It's a good system and it keeps things running efficiently, but it functions based on the assessments of the initial attending physician, who can make mistakes. So not perfect - but then nothing is.
Mine was very painful but easy enough to immobilize so that I really didn't notice it after the first few days of healing. I took the doctor's orders for six weeks before hitting the bike seriously - shoulder was mostly good after 3 weeks, wrist took closer to 10-12 weeks to heal properly and I still can't do push-ups properly yet.
Worst part was driving myself home after the accident - I felt up to it for sure but it sure felt like a long ways from West Bragg to my place, especially when I couldn't shift or hold the wheel with my right hand (had to crouch in to grab the wheel with the right without moving my shoulder at all, then reach over with my left hand and shift - I drove most the trip in 4th gear so I didn't have to shift).
Heal up Remy, scapula's seem to heal fast as long as you don't push it too hard.
The upside is that there is no surgery required... that is unfortunately also the downside.
Anyone know if Remy was wearing any sort of back/spine protector?
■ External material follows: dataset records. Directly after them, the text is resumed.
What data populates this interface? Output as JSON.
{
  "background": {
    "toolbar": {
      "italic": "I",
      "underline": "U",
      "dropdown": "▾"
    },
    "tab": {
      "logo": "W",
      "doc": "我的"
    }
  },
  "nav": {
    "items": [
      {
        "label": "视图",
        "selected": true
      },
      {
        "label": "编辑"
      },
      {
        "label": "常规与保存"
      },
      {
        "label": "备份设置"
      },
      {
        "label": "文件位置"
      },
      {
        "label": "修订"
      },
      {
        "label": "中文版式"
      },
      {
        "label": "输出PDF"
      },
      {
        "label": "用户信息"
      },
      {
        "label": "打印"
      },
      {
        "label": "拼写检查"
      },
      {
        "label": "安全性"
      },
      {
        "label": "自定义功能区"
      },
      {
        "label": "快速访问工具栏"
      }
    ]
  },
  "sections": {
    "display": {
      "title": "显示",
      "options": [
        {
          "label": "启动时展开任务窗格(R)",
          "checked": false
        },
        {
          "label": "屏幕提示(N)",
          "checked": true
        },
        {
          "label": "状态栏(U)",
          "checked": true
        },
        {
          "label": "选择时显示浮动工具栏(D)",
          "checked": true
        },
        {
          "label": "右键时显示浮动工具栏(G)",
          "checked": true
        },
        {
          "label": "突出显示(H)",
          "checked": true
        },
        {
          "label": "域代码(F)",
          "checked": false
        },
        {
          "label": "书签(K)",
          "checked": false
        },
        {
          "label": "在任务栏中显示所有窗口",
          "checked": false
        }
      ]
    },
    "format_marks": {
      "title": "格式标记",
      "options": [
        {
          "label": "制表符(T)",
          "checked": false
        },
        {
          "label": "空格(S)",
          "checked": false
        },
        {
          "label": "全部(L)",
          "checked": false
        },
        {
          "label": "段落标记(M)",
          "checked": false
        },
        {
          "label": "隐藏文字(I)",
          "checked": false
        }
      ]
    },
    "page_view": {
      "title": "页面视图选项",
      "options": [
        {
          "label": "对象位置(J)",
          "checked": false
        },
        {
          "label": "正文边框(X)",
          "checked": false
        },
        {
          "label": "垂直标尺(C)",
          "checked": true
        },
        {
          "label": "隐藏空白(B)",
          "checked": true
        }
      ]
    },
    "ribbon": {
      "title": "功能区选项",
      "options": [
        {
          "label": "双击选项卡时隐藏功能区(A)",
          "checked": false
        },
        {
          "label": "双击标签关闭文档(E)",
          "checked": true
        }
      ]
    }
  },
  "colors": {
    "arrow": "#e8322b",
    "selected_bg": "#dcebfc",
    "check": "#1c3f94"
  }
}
Or if that sort of device would even help? I know some have a bit wider shape at the top to help with that, but maybe not enough for this purpose?
LowBr4in: "hi Rémy, did you wear a back protector when you crashed?"
Rémy Métailler: "The one time I did not..."
Eoin Kane: "Do you think wearing body armour would have helped stop the brake?"
Rémy Métailler: "Possibly, not sure. I impacted on the side"
Jidoe Blaster: "Curious to know if you were wearing back protection, and if not do you think back protector would have helped in this situation? I almost always wear my POC bag with back protector and I think it’s helped me a couple times with these types of falls"
Rémy Métailler: "I normally always run a protection unless I'm. really just cruising. I did not that day..."
Nevertheless my shoulder and neck have never been the same.
Best on your healing.
I'm not sure the extent of the broken scapula, but the clavicle was in three pieces and was pretty close to compound (I could see the sharp point of one piece sticking in the wrong direction) when they cut his shirt off.
He fell on the flat bottom run out from a pretty steep rock slab roller, inexperienced guy but he'd done it with me before...
Still impossible not to feel somehow responsible, since I got him into the sport and he's been trying to keep pace. It was a good lesson (for me that is.... gotta be careful for your friends... we'll be stopping to chat before the serious features in the future).
Thankfully he got in to see an orthopedic surgeon the next day.
Saving grace: his helmet was also broken, but concussion was only minor.
Hope you recovered well!
Get well soon. Broken bones are much better to have than soft tissue in most cases.